» **The problem**
Nothing but a number should be given: how many lines of the records include "Гибернация"?

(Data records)
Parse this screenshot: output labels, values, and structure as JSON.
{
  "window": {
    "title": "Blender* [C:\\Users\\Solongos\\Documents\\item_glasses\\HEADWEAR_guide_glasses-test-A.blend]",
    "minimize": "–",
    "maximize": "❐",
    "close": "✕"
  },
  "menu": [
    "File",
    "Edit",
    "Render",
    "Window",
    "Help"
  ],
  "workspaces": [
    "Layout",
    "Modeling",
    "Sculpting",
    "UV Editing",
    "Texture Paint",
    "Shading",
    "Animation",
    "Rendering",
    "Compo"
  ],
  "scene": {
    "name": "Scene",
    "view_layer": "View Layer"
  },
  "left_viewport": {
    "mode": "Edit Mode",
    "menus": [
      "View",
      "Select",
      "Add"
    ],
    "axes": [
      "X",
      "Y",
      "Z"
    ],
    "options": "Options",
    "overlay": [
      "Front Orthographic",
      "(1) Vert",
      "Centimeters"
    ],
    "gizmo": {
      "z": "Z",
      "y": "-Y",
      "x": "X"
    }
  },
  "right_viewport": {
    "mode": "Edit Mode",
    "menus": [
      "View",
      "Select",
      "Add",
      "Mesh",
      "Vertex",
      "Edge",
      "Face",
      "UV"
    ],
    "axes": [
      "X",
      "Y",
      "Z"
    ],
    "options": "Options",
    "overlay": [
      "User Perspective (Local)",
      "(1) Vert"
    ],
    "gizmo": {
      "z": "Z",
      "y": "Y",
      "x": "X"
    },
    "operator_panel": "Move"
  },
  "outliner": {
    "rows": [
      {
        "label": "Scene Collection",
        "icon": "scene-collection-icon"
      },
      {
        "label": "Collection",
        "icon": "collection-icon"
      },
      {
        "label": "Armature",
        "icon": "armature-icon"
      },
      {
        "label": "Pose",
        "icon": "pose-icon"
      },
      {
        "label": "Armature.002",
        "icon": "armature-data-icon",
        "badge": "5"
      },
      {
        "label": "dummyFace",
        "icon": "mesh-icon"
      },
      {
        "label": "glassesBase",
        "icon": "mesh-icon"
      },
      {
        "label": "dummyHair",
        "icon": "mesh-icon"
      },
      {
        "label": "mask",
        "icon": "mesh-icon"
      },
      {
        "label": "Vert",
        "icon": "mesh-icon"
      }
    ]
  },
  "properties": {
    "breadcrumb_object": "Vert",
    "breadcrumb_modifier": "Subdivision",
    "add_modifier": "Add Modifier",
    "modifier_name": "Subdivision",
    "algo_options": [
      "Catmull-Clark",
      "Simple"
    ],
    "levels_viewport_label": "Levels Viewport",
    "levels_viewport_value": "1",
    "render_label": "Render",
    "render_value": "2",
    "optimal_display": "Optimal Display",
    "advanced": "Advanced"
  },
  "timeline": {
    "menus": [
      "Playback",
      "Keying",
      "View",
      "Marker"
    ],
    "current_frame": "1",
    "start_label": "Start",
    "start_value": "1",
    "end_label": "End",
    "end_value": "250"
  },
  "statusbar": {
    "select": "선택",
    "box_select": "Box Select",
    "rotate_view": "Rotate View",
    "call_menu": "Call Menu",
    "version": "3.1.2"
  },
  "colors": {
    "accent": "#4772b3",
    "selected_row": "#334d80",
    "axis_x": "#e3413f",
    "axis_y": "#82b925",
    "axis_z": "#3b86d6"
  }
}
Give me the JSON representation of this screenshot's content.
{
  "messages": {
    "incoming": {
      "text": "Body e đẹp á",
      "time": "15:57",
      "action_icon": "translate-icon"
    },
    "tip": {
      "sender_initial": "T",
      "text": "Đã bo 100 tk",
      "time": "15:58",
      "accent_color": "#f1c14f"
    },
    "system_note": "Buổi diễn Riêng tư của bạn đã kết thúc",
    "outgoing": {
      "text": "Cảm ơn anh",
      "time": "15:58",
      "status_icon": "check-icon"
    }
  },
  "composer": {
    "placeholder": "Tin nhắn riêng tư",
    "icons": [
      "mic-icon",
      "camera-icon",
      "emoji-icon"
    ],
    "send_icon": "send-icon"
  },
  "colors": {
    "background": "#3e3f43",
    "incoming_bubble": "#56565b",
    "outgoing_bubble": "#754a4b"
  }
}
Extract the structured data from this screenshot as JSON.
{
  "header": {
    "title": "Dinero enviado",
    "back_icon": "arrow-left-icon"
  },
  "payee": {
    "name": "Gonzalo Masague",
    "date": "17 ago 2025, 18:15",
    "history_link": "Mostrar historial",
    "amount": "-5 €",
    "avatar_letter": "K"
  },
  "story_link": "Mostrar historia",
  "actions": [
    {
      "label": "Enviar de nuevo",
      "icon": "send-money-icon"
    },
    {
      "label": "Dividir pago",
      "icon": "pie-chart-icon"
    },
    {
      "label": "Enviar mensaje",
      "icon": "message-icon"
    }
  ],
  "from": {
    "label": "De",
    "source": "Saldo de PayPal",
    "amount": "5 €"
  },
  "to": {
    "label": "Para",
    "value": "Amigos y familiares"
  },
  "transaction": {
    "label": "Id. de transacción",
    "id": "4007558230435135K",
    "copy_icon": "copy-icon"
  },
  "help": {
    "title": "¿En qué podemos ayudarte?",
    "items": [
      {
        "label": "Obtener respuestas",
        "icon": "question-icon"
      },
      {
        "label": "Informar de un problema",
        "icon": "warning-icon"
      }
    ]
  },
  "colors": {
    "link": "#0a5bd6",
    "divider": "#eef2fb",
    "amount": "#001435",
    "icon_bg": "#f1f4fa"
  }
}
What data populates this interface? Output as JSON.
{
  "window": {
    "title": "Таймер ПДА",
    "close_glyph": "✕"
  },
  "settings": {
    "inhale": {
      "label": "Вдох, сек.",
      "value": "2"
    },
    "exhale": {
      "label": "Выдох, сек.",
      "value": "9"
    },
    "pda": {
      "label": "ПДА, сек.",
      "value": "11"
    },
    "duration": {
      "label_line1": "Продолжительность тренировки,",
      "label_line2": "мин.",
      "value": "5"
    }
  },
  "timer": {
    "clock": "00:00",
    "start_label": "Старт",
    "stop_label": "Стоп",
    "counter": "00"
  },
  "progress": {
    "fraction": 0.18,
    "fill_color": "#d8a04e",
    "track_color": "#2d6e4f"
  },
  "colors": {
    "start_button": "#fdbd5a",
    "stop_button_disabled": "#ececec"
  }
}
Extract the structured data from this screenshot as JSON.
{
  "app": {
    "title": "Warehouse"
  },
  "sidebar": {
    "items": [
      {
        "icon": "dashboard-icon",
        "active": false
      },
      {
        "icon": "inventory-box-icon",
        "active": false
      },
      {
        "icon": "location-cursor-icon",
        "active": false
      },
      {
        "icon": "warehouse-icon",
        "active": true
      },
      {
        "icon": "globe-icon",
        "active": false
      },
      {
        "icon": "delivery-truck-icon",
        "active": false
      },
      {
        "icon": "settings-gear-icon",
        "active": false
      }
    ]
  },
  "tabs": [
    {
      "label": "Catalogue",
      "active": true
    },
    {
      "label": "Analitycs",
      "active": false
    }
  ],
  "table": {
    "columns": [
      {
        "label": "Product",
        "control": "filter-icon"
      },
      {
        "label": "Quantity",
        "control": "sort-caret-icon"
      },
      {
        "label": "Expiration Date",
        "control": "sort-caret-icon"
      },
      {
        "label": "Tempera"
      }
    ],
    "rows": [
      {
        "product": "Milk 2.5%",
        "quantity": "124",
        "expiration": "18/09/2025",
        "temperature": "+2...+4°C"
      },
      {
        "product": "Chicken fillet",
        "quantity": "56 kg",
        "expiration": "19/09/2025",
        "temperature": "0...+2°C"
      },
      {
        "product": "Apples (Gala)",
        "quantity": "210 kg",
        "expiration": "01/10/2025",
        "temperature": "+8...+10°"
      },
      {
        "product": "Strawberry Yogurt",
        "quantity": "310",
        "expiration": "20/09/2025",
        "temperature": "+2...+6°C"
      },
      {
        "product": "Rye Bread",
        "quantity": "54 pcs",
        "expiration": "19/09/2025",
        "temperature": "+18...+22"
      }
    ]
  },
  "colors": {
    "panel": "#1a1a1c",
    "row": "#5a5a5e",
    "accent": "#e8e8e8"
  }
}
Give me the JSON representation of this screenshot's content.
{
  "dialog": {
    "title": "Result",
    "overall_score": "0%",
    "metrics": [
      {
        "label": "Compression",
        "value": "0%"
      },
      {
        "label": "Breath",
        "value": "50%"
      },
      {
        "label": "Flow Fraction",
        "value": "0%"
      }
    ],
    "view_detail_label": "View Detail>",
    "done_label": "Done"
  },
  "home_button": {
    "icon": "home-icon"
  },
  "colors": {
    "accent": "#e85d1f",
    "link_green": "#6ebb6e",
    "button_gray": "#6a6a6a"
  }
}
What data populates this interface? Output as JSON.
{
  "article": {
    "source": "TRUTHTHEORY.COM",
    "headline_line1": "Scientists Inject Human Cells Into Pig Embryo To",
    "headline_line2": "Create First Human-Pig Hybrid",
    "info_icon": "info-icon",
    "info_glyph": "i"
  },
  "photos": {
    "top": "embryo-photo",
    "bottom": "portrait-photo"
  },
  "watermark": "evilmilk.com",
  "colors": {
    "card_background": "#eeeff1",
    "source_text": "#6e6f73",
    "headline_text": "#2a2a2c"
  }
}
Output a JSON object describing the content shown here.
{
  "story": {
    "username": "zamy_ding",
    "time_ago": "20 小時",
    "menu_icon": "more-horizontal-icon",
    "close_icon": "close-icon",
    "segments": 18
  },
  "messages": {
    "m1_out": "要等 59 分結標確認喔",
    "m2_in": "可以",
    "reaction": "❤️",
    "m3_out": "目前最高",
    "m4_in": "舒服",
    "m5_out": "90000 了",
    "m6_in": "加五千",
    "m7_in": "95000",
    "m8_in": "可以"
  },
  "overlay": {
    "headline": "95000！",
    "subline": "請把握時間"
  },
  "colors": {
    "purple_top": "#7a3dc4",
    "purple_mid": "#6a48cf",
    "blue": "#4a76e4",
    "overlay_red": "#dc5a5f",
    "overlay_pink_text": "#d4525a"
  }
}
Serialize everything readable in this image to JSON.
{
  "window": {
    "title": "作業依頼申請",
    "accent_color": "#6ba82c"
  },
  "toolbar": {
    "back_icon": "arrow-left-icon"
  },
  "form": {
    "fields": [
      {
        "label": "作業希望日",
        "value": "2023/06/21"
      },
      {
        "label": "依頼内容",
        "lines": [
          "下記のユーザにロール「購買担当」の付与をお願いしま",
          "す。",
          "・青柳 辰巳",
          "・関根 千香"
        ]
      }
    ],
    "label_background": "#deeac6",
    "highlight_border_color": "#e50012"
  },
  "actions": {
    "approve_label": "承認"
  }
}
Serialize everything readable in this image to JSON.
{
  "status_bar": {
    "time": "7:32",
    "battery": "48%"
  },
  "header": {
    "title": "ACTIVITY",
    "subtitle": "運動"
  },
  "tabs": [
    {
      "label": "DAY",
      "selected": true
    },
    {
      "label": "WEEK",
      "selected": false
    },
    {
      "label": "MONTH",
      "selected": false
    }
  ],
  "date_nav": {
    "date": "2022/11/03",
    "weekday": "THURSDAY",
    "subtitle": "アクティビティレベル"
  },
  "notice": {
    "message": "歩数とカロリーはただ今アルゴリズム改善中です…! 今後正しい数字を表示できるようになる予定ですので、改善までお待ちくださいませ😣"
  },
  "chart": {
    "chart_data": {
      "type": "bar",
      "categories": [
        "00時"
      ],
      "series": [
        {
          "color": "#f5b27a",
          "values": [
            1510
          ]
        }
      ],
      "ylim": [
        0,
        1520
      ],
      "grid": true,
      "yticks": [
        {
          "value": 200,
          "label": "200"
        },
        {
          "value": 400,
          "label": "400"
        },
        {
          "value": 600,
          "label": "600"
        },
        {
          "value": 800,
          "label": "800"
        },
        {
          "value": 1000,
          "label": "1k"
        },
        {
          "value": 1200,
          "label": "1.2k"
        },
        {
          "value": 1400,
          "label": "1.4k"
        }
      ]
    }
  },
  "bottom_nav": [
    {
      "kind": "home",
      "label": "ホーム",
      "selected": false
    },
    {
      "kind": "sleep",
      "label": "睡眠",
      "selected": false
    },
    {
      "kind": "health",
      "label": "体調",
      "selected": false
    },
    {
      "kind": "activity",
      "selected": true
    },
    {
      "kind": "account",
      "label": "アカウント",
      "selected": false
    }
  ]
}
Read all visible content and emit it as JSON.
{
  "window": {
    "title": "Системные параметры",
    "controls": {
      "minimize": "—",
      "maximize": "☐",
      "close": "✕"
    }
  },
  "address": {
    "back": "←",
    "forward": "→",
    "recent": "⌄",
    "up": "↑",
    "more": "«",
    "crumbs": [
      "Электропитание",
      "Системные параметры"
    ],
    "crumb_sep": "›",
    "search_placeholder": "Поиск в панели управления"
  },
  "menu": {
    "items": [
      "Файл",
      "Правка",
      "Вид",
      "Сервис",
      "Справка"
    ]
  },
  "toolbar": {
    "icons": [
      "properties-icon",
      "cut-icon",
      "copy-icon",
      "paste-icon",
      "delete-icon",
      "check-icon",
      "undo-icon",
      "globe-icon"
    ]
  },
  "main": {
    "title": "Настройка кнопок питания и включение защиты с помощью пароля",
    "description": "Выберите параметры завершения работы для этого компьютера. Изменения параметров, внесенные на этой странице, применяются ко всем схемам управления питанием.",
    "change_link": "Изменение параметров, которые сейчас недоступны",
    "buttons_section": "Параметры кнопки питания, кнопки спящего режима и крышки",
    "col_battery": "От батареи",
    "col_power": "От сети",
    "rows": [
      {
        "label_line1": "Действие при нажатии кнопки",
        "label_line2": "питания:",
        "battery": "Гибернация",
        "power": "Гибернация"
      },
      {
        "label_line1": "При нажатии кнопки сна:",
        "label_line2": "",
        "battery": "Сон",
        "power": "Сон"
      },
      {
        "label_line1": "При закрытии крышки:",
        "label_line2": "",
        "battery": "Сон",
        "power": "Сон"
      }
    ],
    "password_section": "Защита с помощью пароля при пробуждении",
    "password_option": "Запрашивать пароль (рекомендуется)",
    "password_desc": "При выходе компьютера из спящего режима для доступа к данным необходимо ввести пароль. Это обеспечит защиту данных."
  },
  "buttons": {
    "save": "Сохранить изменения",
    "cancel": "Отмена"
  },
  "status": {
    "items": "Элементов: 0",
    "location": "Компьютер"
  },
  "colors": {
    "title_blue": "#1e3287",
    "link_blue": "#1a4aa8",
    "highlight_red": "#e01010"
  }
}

» **Answer section**
2